Note, Vaughn Walker’s decision against the government in the al-Haramain case was just over a year ago, so it may be that his decision provided a big disincentive to the government to pursue the case.

Of course, that raises the possibility that the same might be true for Bradley Manning. Granted, his case will not be judged by a jury of civilians; he will have a military jury. Still, as more and more documents he allegedly leak reveal our government’s knowing cover-up that it was detaining innocent people and abetting Iraqi torture, it may make it a lot less palatable to argue against Manning.

Thomas Tamm to Vaughn Walker: They Knew It Was Illegal

I’ll have a lot more to say about Isikoff’s excellent story on Thomas Tamm, the guy who tipped Eric Lichtblau off to the domestic surveillance program.

But for the moment, I’d like to elaborate on yesterday’s comments about timing. Tamm’s lawyer reveals that DOJ just recently told him that they were delaying a decision on whether or not to charge Tamm.

Paul Kemp, one of Tamm’s lawyers, says he was recently told by the Justice Department prosecutor in charge of Tamm’s case that there will be no decision about whether to prosecute until next year—after the Obama administration takes office.

Delaying the decision until the Obama administration takes office would do more than dump the problem into Obama’s lap (just like the Gitmo detainees, of course). It would also delay the time when Tamm testified publicly about what he knows of the domestic surveillance program until after Vaughn Walker issues a ruling on immunity for the telecoms.

By coming forward now, Tamm has told Walker something–in no uncertain terms–that the government won’t tell him. 

DOJ recognized that this program was illegal. 

Tamm provides the names of several people whom Walker might want to consult before he rules on the immunity law. There’s Lisa Farabee, who told Tamm that,

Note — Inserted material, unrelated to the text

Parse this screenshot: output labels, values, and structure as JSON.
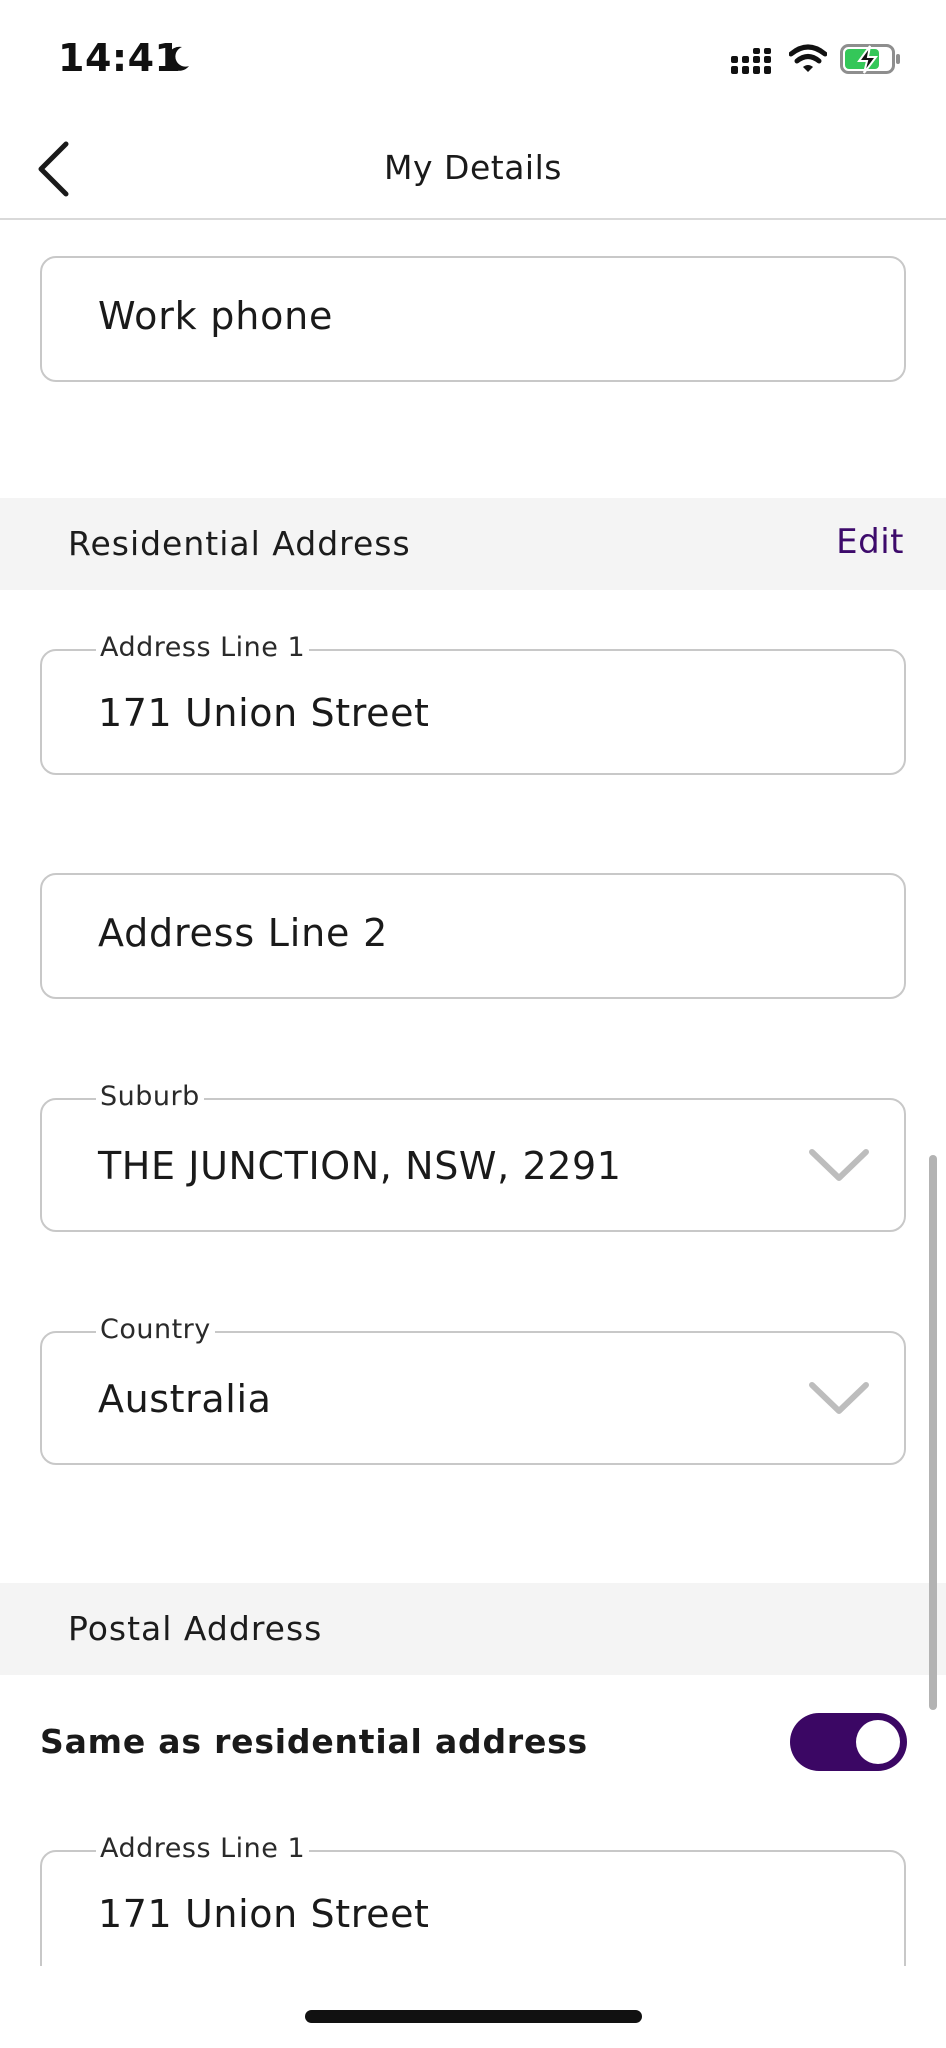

"Don’t even go there," and then added, "I assume what they are doing is illegal."

And there’s Mark Bradley, who told Tamm,

"This may be [a time] the attorney general gets indicted,"

If these two lawyers in the Office of Intelligence Policy and Review–the office that provides legal review of wiretaps on a logistical level–believed that this program was illegal, then how can Michael Mukasey now represent to Walker that it wasn’t?

And just for good measure, Tamm also reveals the code name for the program–Stellar Wind–which will help the Electronic Frontier Foundation and others argue that the existence of this program is publicly known.

I’m guessing that Vaughn Walker is reading this article very closely this morning.

One more point about timing: I don’t think Tamm coming forward now is due exclusively to noble motives. Consider how it might affect any potential trial. If Tamm can force two lawyers (plus the FISA judges who balked at the program) to go on the record that they, too, believed this was an illegal program, then it’s going to make it easier for him to argue that he came forward solely to expose illegal activities. Read more